Photo credit: Herbert F. Johnson Museum of Art, Cornell University

IMPORTANT: Images displayed via this interface may NOT be reproduced without the express permission of the artist or the artist's representative. Please contact the Johnson Museum with any questions regarding image rights and reproduction.
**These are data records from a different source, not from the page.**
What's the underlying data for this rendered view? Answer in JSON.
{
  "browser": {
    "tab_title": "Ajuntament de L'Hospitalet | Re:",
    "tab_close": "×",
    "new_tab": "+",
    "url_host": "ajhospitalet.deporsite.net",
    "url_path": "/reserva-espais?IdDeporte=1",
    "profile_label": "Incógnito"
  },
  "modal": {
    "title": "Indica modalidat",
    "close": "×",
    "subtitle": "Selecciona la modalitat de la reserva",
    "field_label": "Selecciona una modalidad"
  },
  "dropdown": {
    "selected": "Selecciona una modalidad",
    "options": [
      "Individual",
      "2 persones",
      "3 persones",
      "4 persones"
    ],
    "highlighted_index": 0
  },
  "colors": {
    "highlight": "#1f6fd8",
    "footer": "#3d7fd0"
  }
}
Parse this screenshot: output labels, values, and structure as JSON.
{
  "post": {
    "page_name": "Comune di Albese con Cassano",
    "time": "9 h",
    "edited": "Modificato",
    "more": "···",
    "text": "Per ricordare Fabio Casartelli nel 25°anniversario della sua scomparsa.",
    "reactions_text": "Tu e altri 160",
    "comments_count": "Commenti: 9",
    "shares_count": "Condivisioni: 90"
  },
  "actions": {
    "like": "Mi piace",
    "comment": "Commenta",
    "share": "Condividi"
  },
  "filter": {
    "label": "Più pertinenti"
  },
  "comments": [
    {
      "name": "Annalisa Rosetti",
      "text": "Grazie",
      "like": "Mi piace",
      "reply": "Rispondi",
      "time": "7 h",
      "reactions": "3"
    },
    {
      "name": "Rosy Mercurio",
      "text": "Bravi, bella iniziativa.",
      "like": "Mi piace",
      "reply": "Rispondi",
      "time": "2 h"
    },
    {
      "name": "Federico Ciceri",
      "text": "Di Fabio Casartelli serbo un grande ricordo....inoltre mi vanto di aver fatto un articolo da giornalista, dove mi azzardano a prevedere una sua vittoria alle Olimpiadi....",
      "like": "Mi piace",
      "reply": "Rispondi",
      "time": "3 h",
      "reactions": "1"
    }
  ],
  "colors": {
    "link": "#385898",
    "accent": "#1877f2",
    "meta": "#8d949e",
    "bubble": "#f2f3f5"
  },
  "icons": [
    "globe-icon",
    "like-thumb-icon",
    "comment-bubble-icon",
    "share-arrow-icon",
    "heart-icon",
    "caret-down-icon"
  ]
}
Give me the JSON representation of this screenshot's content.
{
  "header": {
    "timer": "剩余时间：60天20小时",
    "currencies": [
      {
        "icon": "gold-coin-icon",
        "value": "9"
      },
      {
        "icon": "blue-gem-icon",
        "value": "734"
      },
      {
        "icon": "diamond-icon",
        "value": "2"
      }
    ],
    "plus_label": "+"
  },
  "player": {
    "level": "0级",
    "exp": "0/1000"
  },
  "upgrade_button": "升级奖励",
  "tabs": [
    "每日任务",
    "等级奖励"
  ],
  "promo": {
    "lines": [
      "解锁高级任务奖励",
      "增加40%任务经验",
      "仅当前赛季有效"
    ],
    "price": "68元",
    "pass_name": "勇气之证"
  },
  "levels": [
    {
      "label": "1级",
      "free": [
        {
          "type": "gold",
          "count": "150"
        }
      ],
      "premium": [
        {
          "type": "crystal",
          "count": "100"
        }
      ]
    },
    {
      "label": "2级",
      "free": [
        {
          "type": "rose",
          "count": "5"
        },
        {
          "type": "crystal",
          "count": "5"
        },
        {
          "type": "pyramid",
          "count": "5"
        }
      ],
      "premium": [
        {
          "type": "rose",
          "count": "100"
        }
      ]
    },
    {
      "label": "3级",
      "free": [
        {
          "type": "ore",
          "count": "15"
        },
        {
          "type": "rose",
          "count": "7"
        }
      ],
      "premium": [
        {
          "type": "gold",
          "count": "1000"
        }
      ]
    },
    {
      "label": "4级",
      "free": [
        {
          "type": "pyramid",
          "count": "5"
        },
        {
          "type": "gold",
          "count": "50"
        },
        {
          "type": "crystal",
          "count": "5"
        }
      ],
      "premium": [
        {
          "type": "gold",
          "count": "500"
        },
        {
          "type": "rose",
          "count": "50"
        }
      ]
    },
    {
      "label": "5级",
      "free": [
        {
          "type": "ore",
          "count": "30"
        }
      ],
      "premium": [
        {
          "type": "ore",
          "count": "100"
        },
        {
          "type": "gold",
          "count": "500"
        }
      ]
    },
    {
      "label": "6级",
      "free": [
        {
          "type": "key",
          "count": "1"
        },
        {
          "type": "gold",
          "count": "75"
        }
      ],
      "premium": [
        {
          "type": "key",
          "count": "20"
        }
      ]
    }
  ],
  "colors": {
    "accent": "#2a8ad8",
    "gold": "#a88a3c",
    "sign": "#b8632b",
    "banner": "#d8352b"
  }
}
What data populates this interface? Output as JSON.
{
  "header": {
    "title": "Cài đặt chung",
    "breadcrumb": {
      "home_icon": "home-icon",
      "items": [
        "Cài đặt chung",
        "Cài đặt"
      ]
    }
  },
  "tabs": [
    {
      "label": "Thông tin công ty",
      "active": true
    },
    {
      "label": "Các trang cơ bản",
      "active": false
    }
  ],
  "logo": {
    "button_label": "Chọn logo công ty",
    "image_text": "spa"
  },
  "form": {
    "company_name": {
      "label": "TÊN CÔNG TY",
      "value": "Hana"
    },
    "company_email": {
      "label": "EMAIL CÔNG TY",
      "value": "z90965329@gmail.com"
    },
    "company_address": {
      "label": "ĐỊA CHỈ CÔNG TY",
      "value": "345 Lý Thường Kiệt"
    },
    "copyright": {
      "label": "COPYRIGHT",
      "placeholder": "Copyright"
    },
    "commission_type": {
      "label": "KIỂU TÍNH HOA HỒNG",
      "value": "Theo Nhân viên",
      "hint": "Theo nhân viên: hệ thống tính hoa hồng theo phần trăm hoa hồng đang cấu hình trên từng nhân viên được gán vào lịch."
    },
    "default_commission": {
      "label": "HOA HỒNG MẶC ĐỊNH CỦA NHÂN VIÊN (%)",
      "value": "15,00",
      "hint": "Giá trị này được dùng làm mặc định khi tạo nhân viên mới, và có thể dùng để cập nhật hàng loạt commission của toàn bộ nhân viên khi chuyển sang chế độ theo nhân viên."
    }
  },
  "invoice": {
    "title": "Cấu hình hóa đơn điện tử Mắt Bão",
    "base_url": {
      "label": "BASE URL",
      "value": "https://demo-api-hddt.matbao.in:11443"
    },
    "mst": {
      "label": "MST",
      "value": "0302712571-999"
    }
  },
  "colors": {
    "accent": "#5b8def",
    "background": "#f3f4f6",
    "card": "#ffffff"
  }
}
Title: Sharecropper's daughter, Wilmington, North Carolina
Date: 1935
Medium: Gelatin silver print
Dimensions: Image / sheet: 9 3/4 × 10 5/16 inches (24.8 × 26.2 cm)
Credit Line: Gift of Diann G. Mann, Class of 1966, and Thomas A. Mann, Class of 1964
Object Number: 2018.095.023
Label Text: At the age of twenty, Rothstein became the first photographer assigned by the Farm Securities Administration (FSA) to demonstrate, through a sweeping photographic mission that would last over a decade, the need for and success of antipoverty New Deal policies. Other photographers employed by the FSA included Walker Evans, Dorothea Lange, and Marion Post Wolcott. Some of the pictures they created became iconic: just the titles “Migrant Mother” and “Allie Mae Burroughs” will be enough to evoke specific faces for some readers. Rothstein’s picture of a child looking through the window of her North Carolina home as though through prison bars, her mother and a baby sibling just visible in the interior gloom, did not circulate widely and exists in few documented collections. Yet for Rothstein it was evidently important: unusually, he elected to create it as a fine print, carefully enlarging and printing it. This example, presently the only one known, was acquired by the Manns from Jack Delano, also an FSA photographer, who likely received it directly from Rothstein. ("Celebrating Reunion at the Johnson," text by Kate Addelman-Frankel and presented at the Johnson Museum May 25-July 28, 2019)

NOTE: This electronic record is compiled from historic documentation which may not reflect the Johnson Museum's complete or current knowledge of the object. Review and refinement of such records is ongoing.